▶ What this task involves
Across these entries, count the lines holding the string "TexDraw"; the number is the whole answer.

▶ Data
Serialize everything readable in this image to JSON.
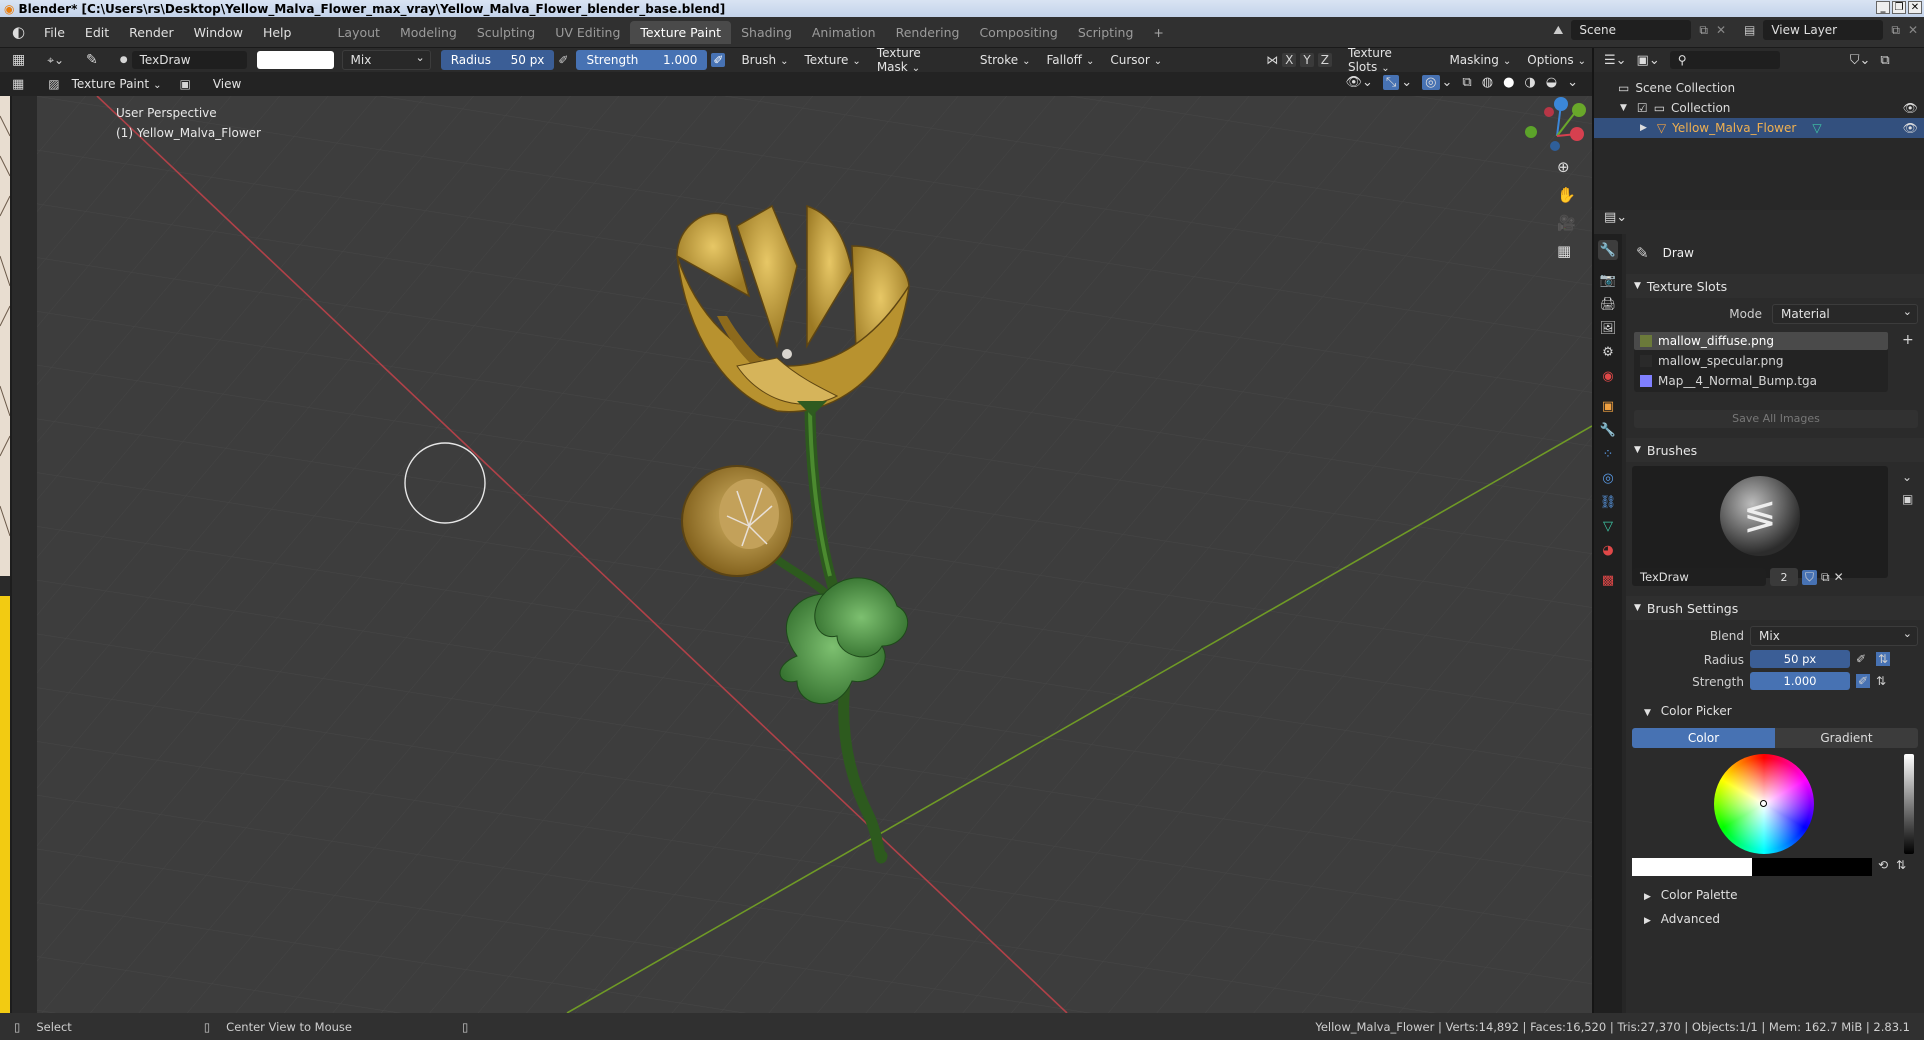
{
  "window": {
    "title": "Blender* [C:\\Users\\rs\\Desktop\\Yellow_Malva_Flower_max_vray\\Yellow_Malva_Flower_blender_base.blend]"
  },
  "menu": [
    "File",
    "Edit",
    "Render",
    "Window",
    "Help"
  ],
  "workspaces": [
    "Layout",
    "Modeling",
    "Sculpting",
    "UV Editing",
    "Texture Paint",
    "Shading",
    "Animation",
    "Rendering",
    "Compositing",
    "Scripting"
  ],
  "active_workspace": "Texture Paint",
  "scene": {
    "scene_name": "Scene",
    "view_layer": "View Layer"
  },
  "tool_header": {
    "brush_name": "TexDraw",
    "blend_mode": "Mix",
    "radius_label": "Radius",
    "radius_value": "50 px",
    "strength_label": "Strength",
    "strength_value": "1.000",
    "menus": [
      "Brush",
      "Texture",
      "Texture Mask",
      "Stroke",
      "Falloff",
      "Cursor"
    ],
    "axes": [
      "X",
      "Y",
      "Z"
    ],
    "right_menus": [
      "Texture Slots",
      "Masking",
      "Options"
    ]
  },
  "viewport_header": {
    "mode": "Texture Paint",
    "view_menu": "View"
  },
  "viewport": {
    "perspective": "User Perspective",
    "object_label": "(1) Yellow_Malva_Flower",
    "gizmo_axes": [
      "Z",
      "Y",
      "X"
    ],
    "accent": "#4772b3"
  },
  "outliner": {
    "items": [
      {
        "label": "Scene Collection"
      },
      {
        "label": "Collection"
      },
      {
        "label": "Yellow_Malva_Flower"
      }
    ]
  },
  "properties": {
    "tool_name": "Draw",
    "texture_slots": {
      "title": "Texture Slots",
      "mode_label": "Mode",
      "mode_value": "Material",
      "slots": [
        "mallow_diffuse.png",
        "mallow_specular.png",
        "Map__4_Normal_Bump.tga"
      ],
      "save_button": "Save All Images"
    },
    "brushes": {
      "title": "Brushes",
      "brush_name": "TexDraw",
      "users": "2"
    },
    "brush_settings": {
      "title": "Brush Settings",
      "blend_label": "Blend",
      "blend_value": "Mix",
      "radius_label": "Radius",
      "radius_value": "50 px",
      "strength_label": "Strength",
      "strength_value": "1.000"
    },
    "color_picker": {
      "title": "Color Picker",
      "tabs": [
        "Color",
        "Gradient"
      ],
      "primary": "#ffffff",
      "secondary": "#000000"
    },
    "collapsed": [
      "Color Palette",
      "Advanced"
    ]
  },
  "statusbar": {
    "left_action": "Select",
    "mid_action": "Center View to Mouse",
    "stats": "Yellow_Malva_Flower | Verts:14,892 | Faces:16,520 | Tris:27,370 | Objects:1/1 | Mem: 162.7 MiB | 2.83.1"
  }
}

▶ Response box
2